Saturday, February 14, 2009


There's a Bright, Golden Smokescreen on the Meadow

My friend DR, from his blog Agnostic Popular Front (, posted a link concerning SB320, a proposed senate bill from the Oklahoma legislature, which reads, in part:

"The Legislature further finds that the teaching of some scientific subjects, such as biological evolution, the chemical origins of life, global warming, and human cloning, can cause controversy, and that some teachers may be unsure of the expectations concerning how they should present information on such subjects."

He concludes:

All this bluster about helping "students understand, analyze, critique, and review in an objective manner the scientific strengths and scientific weaknesses of existing scientific theories" is so much smokescreen, designed to obscure an intelligently designed wedge which starts with "scientific weaknesses" and ultimately widens out to the first verses of someone's favorite holy book. If you doubt this, just go back and look at the campaign propaganda of the legislators sponsoring and vocally supporting this bill.

So, I posted my reply, to wit:

Dude, whenever anyone starts talking about the "overwhelming evidence" of evolution, I can't help from rolling my eyes. I've seen the evidence for evolution, and it's far from overwhelming. What I've seen is evidence that seems to support evolutionary theory, provided we assume it supports evolution and nothing else, and which seems to support other theories, provided we don't first assume that it's evidence for evolution. In other words, it's evidence for whatever we say it's evidence for. That does NOT suit my definition for "overwhelming."

To say that the debate is between evolution and creation is to oversimplify the matter entirely. If our choices are only 1) evolution and 2) creation, where is there room for anything like theistic evolution (to which I am an adherent), creation science, or intelligent design? Instead of framing the discussion purely in either/or terms of evolution and creation, it is far more reasonable to frame the matter in terms of intelligent versus unintelligent causation. Then, the discussion concerning evolution becomes: is evolution the result of blind, purposeless forces, or can it be understood in terms of an intelligence driving it in particular directions? This is far more interesting than the old Evolution/Shmevolution rigarmarol.

Besides, if we claim (as you seem to) that religion is purely a matter of faith, we undermine scientific inquiry itself, for this, too, is often requires a faith commitment.
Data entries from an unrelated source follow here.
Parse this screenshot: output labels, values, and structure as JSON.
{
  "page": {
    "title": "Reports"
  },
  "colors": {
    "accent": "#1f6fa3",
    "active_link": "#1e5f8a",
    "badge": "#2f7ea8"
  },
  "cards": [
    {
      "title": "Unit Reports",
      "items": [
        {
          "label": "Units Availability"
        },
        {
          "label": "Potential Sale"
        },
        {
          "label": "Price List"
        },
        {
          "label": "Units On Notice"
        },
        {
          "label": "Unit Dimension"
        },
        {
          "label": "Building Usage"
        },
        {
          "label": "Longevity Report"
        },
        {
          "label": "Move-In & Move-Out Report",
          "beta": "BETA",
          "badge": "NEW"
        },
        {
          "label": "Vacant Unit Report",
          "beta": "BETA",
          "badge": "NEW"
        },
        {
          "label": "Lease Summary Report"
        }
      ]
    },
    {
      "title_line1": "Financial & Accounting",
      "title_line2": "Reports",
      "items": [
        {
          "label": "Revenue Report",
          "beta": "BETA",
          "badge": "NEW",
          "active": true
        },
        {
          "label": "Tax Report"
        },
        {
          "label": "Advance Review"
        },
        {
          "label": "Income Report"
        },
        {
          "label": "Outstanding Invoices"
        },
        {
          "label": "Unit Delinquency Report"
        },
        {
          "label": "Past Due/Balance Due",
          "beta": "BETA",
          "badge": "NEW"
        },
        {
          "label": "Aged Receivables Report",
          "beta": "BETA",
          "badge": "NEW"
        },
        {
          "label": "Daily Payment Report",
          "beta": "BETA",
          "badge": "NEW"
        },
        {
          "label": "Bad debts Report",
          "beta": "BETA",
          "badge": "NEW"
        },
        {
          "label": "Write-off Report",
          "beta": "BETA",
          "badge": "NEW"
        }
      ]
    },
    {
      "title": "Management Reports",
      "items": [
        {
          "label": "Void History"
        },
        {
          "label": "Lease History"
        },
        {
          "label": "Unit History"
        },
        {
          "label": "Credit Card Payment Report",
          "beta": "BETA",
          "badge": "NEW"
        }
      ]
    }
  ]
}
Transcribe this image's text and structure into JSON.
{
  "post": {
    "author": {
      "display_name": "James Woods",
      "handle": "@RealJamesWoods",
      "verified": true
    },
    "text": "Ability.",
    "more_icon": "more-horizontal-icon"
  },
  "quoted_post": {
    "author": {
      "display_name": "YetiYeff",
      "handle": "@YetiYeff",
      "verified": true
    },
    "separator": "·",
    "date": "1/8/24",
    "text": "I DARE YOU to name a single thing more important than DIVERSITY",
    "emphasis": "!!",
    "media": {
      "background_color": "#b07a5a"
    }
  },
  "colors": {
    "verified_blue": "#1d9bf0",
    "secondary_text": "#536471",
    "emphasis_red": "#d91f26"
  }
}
One example, among many, is multiverse theory. This requires a greater faith commitment than most religions. Ockham's razor becomes impossible to follow. Tell me which idea is unnecessarily overcomplicated: that there are millions, billions, or even an infinite number of universes out there (for which we have not only zero evidence, but cannot prove by any devisable means), and our universe just so happens to be the one conducive to the random formation of living matter; or that the one universe we see around us appears designed, perhaps because it IS designed.

You claim that "All this bluster about helping 'students understand, analyze, critique,
and review in an objective manner the scientific strengths and scientific weaknesses of existing scientific theories' is so much smokescreen." This is only an opinion, not a fact, (and, in MY opinion, incorrect, as demonstrated by your failure to back up the statement with any kind of evidential support, other than the simple ad hominem that we need only look at the Bible-thumping schlubs sponsoring the legislation to know what is "really" going on here).

I could just as easily submit that the real smokescreen here is from the evolutionists, who are so wary of the lack of substance within their own theory that the only way they know of keeping it intact is to insulate it from all criticism and to prevent it from being reasonably questioned. So, which one of us is right?

Well, ME, of course! ;-)

Labels: , ,

Where is the faith commitment in multiverse theory? I don't know how many universes exist, and I'd be skeptical of anyone who makes an argument that there are uncountably many, or only one. There is ample room for agnosticism on this issue, as in so many other areas of metaphysics.
I believe it was the Apostle Paul who defined faith as the evidence of things not seen.

I see one universe, and no more. Those who argue that there indeed ARE more universes, despite the fact that we just don't see them, are asking us to take a leap of faith.
I see one universe, and no more.

There was a time when "all the known world" meant only the island that one's tribe lived upon. Eventually, we came to understand the vastness of the planet, but assumed it was the only one. So also with the solar system, then the galaxy. Now, you say this time we've finally got it right, there is but one universe and the state of our knowledge as to the breadth of creation is finally complete. Given our track record, I have to remain skeptical.
Skepticism is healthy, to a degree. The only reason why multiverse theory is even discussed is because it gives the any-explanation-but-God crowd an excuse for ignoring the theistic implications of the universe's fine tuning. So what if the odds that natural forces gave us a fine-tuned universe are so remote as to be statistically impossible? We'll just pretend that this universe JUST SO HAPPENS to be the one out of an infinite series with all the right conditions conducive to life. I, too, am a skeptic, and when I hear otherwise intelligent people arguing for nonsense simply because they think there's something unscientific in reasoning that the universe is likely the product of a designer, the skeptic in me feels compelled to point out that nonsense spewed out in the name of science is still nonsense.
Post a Comment

<< Home

This page is powered by Blogger. Isn't yours?